Welcome to Nowhere (bullet hole road)
nytheatre.com review by James Comtois
October 19, 2007
Welcome to Nowhere (bullet hole road), Temporary Distortion's deconstructionist take on the modern American road movie, is a captivating, hypnotic, and mesmerizing work of art, easily one of the best plays I've seen this year.
Although road pictures come in different forms (ranging from Easy Rider to Badlands to, well, Road Trip), a recurring theme in several is the paradox that being rootless and constantly in transit means you're simultaneously free and trapped. Free because you've escaped your rooted life, trapped because you're stuck with yourself, your thoughts and your memories with no release.

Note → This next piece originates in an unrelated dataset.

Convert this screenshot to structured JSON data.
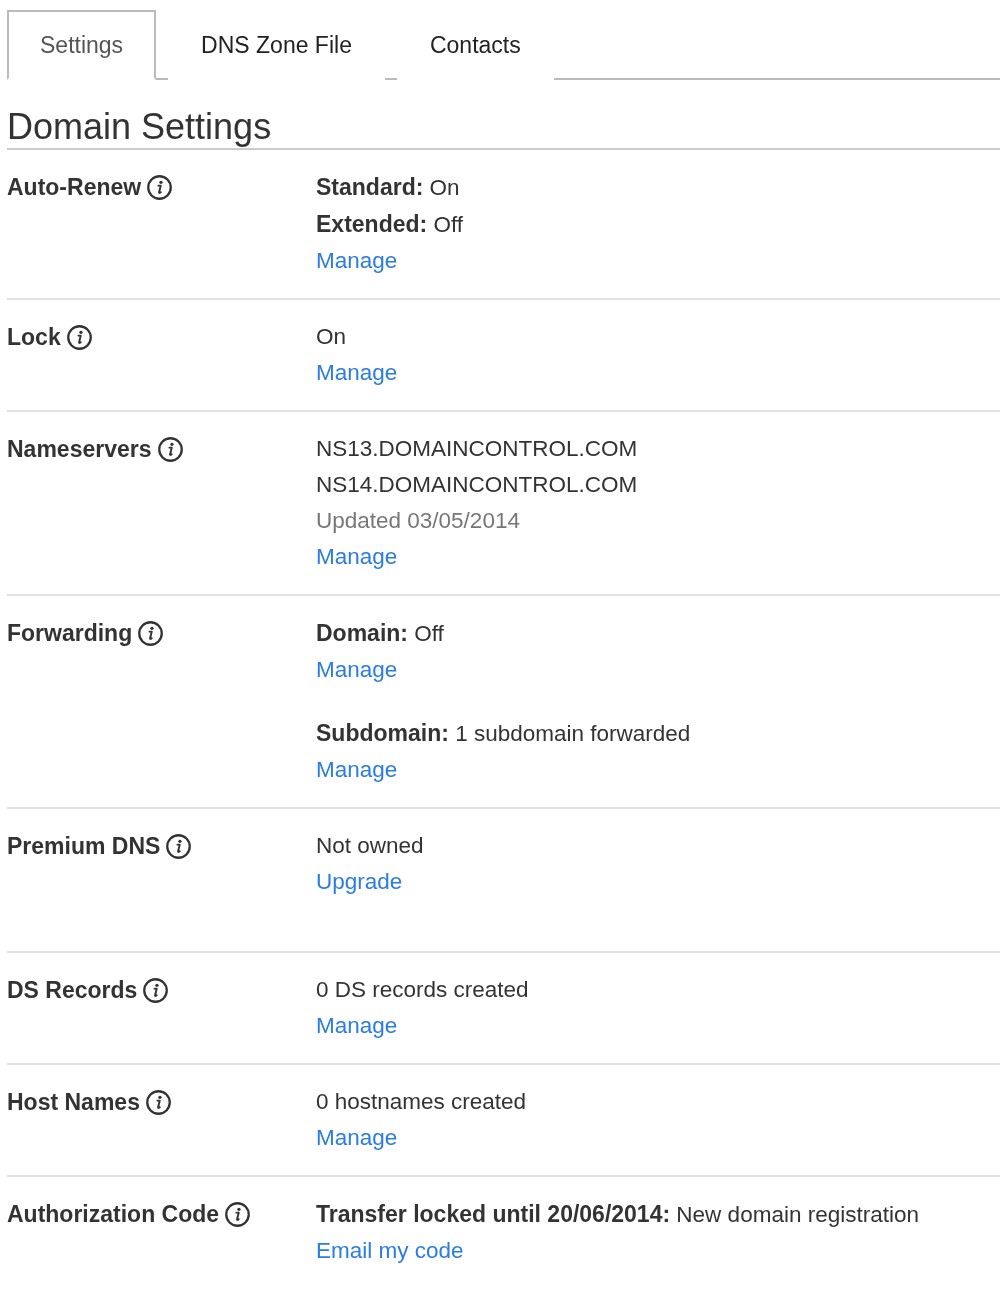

Welcome To Nowhere, a piece conceived and directed by Kenneth Collins that works as an experimental film, a play, and an installation piece all at once, beautifully captures the freedom, confinement, romance, claustrophobia, excitement, and boredom of driving cross country with no place to go.
The set, also designed by Collins, consists of tight transparent boxes in which the performers stand. The performers whisper fragmented dialogue—bits of conversation without context, monologues about past road trips—into microphones over ambient music. Above the performers' heads is a thin movie screen that shows images of desolate desert roads, the performers either in seedy motel rooms or driving, or sometimes just of the landscape. Sometimes the video imagery complements what the live actors are saying, sometimes it contradicts.

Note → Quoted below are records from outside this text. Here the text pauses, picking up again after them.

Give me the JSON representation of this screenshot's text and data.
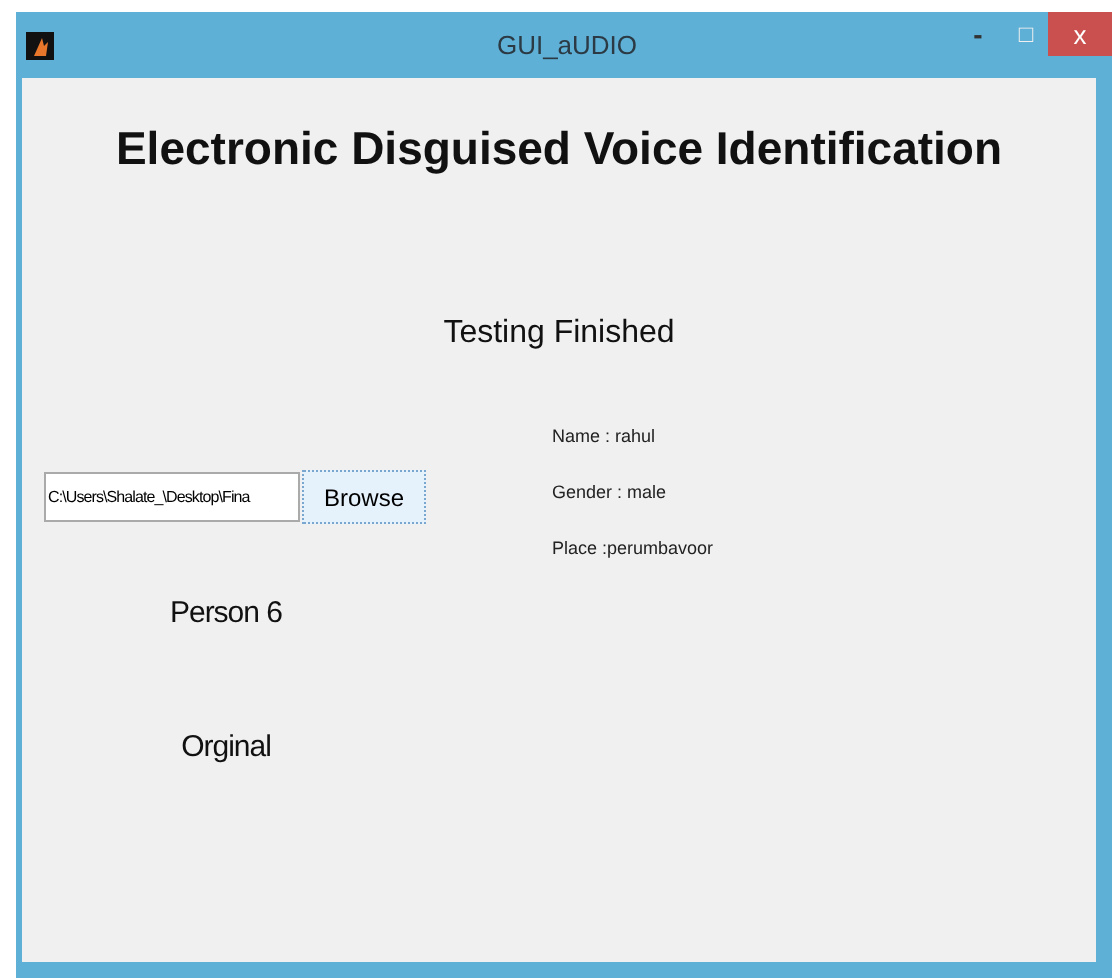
{
  "window": {
    "title": "GUI_aUDIO",
    "controls": [
      "-",
      "□",
      "x"
    ]
  },
  "heading": "Electronic Disguised Voice Identification",
  "status": "Testing Finished",
  "file_field": {
    "value": "C:\\Users\\Shalate_\\Desktop\\Fina"
  },
  "browse_button": "Browse",
  "details": [
    "Name : rahul",
    "Gender : male",
    "Place :perumbavoor"
  ],
  "person": "Person 6",
  "result": "Orginal"
}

Having the actors whisper their dialogue with little to no emotion through an amplified method creates a fascinating effect: it feels like you're listening to thoughts, or hearing fragmented memories of conversation, rather than listening to conversations taking place in real time.
Collins's piece, with the help of an excellent ensemble cast, William Cusick's video work, and John Sullivan's music and sound, conjures all the familiar tropes and images connected with road pictures that are as familiar to me as the back of my hand. In fact, I'm willing to bet that many of these images and character types (The Trucker, The Hitchhiker, The World-Weary Hooker) are so familiar to many of us they inhabit our dreams. The feeling of being alone and rootless is impeccably captured here.
So, what's the play about? I'm not sure I can answer that in any conventional sense, but I'm not sure that matters. It has no linear story per se, but it's ultimately about drifters: people driving—or hitchhiking—aimlessly across the country to escape and forget their pasts, their identities, their mistakes in life. There's Hunter, a longhaired bearded fellow who constantly drives across the country to try to outrun his inner demons and past crimes. There's Wyatt, a young Southern man who is either running from or to a woman he loves. There are also the women in their lives, ranging from past and current lovers to prostitutes to fellow alienated vagabonds (of the four women characters, only two—Rose and Darla—are given names).
Sometimes these characters meet up in chance encounters and just...talk. They talk about the joys of being free, they talk about their last sexual encounters, they talk about what they're running from, and sometimes they talk about nothing in particular.
Some standout parts include a video interlude where an unknown woman talks about getting into prostitution after being repeatedly sexually abused by men, figuring if she can't stop it, she might as well make money out of it (all the while Jessica Grace Pagan delivers this monologue, Hunter is standing behind her and slowly "floating" closer towards her). In another scene, Hunter tells Wyatt a story about an old girlfriend of his (whose name he can't seem to recall) who tried to kill herself and whose parents refused to give him her suicide note, which is juxtaposed with a video image of a woman putting a gun in her mouth. I also particularly liked Rose telling the story of driving across the country non-stop so she could dip her fingers in both the Atlantic and Pacific Oceans while the movie screen shows an image of her crying in some rundown general store.
There's also a wonderful musical interlude where the cast sings a song about how, no matter how far or fast you run, your demons catch up with you (the lyrics are printed across the screen karaoke-style).
Everyone in the cast—Ben Beckley as Hunter, Stacey Collins as Darla, Brian Greer as Wyatt, Lorraine Mattox as Rose, Pagan as the Unknown Woman, and Stephanie Silver as the Girl—is great, fully embodying their roles. They all play their parts simultaneously as Types and as fleshed-out three-dimensional characters teeming with pathos.
Cusick's video images and Sullivan's sound and music on top of the live performances add to Welcome to Nowhere's thoroughly dreamlike quality.
Welcome to Nowhere is genuinely experimental theatre that is thoroughly engaging rather than alienating. I've never seen anything like this on the stage. Sure, I've seen plays that utilize non-linear storytelling, mixed- and multi-media. I've also seen works that act more as installation pieces than conventional "plays" before. But I've never seen something that employs all these methods that is so compelling, so haunting, so thoroughly absorbing. I loved this show.